How To Best Look After Children’s Teeth
For a few years now there has been negative press around the condition of our children’s teeth. Great oral hygiene is all about education and routine, not shaming and finger-pointing so here is our guide on how to best look after children’s teeth.
A balanced diet is an important way to maintain health for us all, especially children. There are obvious foods and drinks to avoid, like fizzy pops and mountains of sweets. But, did you know that some healthier alternatives can be just as damaging to children’s teeth when eaten regularly?
When consumed regularly, fresh fruit juice contains high levels of acid which can wear down enamel leaving teeth less protected against decay. Picking at dried fruit throughout the day can also be damaging to teeth. Fresh fruit contains water, which dilutes the natural sugars and reduces any damage to teeth. When a fruit is dried what remains is pure juice, which can be just as damaging to teeth as sweets. This does not mean all dried fruit and juices should be avoided! The golden rule of ‘everything in moderation’ should be remembered here. Snacking on dried fruit every day is going to cause a problem, but as an occasional treat, it’s a great alternative to processed snacks!
As soon as a child’s first tooth appears, it’s important to start regular teeth cleaning routine (brush at least twice a day). The NHS recommend cleaning children’s teeth with fluoride toothpaste as soon as the teeth appear in their mouths. There is also no need to buy special ‘children’s toothpaste’ as often the formula doesn’t contain enough fluoride to protect teeth at all. A child up to the age of 6 with no signs of tooth decay should be using toothpaste containing at least 1,000ppm of fluoride. A child age seven or over can use regular ‘family’ toothpaste containing higher levels of fluoride, usually 1,350 – 1,500ppm.
According to NHS guidelines, for children below the age of three, just a smear of toothpaste on the brush is enough to keep their teeth in good health.
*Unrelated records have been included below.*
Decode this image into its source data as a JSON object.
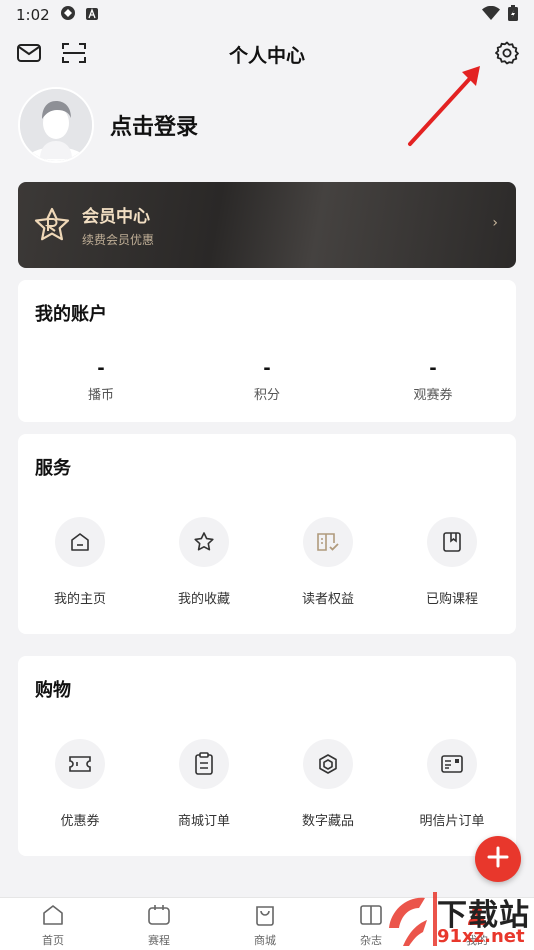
{
  "status_bar": {
    "time": "1:02"
  },
  "header": {
    "title": "个人中心"
  },
  "profile": {
    "login_text": "点击登录"
  },
  "vip": {
    "title": "会员中心",
    "subtitle": "续费会员优惠",
    "chevron": "›"
  },
  "account": {
    "title": "我的账户",
    "items": [
      {
        "value": "-",
        "label": "播币"
      },
      {
        "value": "-",
        "label": "积分"
      },
      {
        "value": "-",
        "label": "观赛券"
      }
    ]
  },
  "services": {
    "title": "服务",
    "items": [
      {
        "label": "我的主页",
        "icon": "home-icon"
      },
      {
        "label": "我的收藏",
        "icon": "star-icon"
      },
      {
        "label": "读者权益",
        "icon": "book-check-icon"
      },
      {
        "label": "已购课程",
        "icon": "bookmark-book-icon"
      }
    ]
  },
  "shopping": {
    "title": "购物",
    "items": [
      {
        "label": "优惠券",
        "icon": "ticket-icon"
      },
      {
        "label": "商城订单",
        "icon": "clipboard-icon"
      },
      {
        "label": "数字藏品",
        "icon": "cube-icon"
      },
      {
        "label": "明信片订单",
        "icon": "postcard-icon"
      }
    ]
  },
  "tabbar": {
    "items": [
      {
        "label": "首页",
        "icon": "home-icon"
      },
      {
        "label": "赛程",
        "icon": "calendar-icon"
      },
      {
        "label": "商城",
        "icon": "bag-icon"
      },
      {
        "label": "杂志",
        "icon": "magazine-icon"
      },
      {
        "label": "我的",
        "icon": "user-icon"
      }
    ]
  },
  "watermark": {
    "line1": "下载站",
    "line2": "91xz.net"
  },
  "colors": {
    "accent": "#e8372c",
    "vip_gold": "#f2dfc3",
    "background": "#f3f3f5"
  }
}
For children three years or older, a pea-sized amount of toothpaste is perfect!
You can start flossing children’s teeth from age 4 to remove particles of food which can turn to tartar that can only be removed by professional teeth cleaning.
Soothing with a dummy or a thumb is a perfectly normal, healthy, comforting part of childhood. 75-95% of infants suck their thumb and often causes no problems. It’s always a good idea to monitor a child’s habits, but also as important to not fret or cause distress by taking them away too soon.
Most of the time, when a child reaches the ages two to four years old they break the sucking habit on their own. So what signs of potential damage do you need to be looking out for?
Take note the ‘style of sucking’, passive, gentle sucking shouldn’t cause any cause for concern. However, sucking so hard on a thumb or a dummy that there is pressure can cause a problem with tooth alignment and the structure of the mouth. This is named ‘aggressive sucking’ and can be a sign that you may need to help your child break their habit before any damage is caused. You can read our tips on how to break the habit here.